Top-class engineers aren’t cheap, and like their brethren in Silicon Valley, engineers continue to be tech firm’s largest cost but their best asset.
Machine learning is also deployed across the customer service support platforms to ensure any complaints do not repeat.
Eventually, Ocado hopes to automate everything, and once self-driving technologies become customary, they will do away with the human driver, too.
They have already carried out tests showing their capabilities of functioning with this technology and did a stint of 2 weeks with little problem.
This May was the first time Ocado netted a nations big fish supermarket business with 1,300-store strong ICA Sweden.
ICA has carved out Swedish market share approaching a third.
Ocado is capitalizing on the new sense of urgency from legacy supermarkets to pivot towards technology to bolster profits.
Online supermarkets were once discarded but now seek to seize 15% of the grocery market share on the way to 20%.
Assuming that 10% is the peak is wrong especially with Ocado’s supermarket warehouse technology.
Most recently, Instacart partnered with German discount supermarket Aldi to offer delivery service.
Ocado has absolutely started to spread its wings by licensing its robot-laden supermarket warehouse technology, and this is just the beginning.
More deals will be in the pipeline, and consumers will much rather shop for groceries online now.
To admire the scope of Ocado’s pioneering expertise, this is their revolutionary warehouse system controlled by air traffic control technology with R2-D2-like robots careening around on a grid set-up fulfilling orders – click here to watch the video.
Disclosure: I/we have no positions in any stocks mentioned, and no plans to initiate any positions within the next 72 hours.
I wrote this article myself, and it expresses my own opinions.
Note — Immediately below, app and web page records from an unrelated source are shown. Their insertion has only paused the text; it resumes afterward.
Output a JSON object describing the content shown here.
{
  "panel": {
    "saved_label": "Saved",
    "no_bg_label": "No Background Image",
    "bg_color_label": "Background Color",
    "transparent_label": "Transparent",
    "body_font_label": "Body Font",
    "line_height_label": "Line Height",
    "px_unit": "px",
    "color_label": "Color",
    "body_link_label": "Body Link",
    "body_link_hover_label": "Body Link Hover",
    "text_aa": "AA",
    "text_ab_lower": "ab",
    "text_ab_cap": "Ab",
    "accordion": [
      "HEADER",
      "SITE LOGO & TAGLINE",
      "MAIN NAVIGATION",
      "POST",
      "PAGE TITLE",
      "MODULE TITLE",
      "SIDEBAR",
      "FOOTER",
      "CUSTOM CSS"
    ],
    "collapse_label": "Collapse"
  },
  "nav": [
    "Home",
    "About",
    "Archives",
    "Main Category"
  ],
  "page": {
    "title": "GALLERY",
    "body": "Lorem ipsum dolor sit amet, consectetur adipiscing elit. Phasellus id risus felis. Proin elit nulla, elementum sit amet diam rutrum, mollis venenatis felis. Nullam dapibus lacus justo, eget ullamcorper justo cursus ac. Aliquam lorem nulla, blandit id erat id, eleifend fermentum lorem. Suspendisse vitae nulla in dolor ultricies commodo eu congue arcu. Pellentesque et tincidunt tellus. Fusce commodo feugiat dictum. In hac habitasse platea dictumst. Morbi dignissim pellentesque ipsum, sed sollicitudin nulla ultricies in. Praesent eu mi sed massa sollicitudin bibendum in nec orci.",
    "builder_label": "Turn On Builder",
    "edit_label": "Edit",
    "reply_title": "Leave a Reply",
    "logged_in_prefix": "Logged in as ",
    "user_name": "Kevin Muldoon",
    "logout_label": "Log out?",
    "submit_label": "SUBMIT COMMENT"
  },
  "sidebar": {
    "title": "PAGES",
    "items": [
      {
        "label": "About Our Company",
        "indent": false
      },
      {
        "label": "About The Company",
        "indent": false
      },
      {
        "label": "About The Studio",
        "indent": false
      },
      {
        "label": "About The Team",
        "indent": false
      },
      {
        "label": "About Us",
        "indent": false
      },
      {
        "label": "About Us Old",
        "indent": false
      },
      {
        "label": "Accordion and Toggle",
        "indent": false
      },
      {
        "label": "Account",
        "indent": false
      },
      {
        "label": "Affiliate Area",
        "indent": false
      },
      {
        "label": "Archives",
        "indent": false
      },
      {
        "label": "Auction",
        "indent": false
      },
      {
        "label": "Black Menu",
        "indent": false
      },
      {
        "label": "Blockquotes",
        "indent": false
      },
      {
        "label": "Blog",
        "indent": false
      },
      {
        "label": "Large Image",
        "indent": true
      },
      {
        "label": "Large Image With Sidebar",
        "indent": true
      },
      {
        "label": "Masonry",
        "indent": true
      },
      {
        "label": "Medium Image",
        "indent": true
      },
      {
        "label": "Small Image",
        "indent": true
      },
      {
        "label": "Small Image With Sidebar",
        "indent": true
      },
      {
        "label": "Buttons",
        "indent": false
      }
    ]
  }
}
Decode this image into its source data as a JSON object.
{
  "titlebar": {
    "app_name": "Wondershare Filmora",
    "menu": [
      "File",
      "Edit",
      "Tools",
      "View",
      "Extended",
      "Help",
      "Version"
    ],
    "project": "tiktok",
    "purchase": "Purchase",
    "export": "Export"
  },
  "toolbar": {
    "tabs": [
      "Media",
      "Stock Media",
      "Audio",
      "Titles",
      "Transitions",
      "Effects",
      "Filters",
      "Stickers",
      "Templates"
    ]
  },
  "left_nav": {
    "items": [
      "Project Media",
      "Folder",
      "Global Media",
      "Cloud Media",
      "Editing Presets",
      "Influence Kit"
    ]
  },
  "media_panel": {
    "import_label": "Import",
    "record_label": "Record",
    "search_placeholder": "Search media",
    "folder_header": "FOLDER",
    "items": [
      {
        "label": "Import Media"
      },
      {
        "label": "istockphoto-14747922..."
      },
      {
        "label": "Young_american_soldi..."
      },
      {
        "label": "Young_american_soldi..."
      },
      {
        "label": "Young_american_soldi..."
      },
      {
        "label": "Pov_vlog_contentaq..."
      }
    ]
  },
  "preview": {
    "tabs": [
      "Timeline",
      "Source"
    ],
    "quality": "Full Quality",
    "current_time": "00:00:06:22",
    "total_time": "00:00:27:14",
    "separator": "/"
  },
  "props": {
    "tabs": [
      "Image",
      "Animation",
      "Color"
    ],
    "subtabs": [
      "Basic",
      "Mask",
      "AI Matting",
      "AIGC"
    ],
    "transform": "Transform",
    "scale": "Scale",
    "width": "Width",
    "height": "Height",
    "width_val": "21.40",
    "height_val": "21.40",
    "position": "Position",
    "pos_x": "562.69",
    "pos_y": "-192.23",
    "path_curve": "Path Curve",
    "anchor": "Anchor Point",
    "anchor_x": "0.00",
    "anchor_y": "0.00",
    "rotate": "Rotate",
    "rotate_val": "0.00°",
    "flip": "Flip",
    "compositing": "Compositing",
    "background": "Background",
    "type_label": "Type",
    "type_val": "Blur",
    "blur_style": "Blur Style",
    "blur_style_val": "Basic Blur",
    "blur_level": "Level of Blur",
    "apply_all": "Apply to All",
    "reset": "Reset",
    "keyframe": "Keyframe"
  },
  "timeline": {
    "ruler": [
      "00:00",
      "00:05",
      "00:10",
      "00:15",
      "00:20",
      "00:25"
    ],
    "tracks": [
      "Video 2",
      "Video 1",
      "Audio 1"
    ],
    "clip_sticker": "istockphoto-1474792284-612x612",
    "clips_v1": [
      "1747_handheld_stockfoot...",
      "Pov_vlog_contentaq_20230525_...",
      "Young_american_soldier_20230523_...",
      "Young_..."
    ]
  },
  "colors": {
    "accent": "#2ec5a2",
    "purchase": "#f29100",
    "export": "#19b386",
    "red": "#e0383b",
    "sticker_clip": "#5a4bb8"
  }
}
I am not receiving compensation for it (other than from Seeking Alpha). I have no business relationship with any company whose stock is mentioned in this article.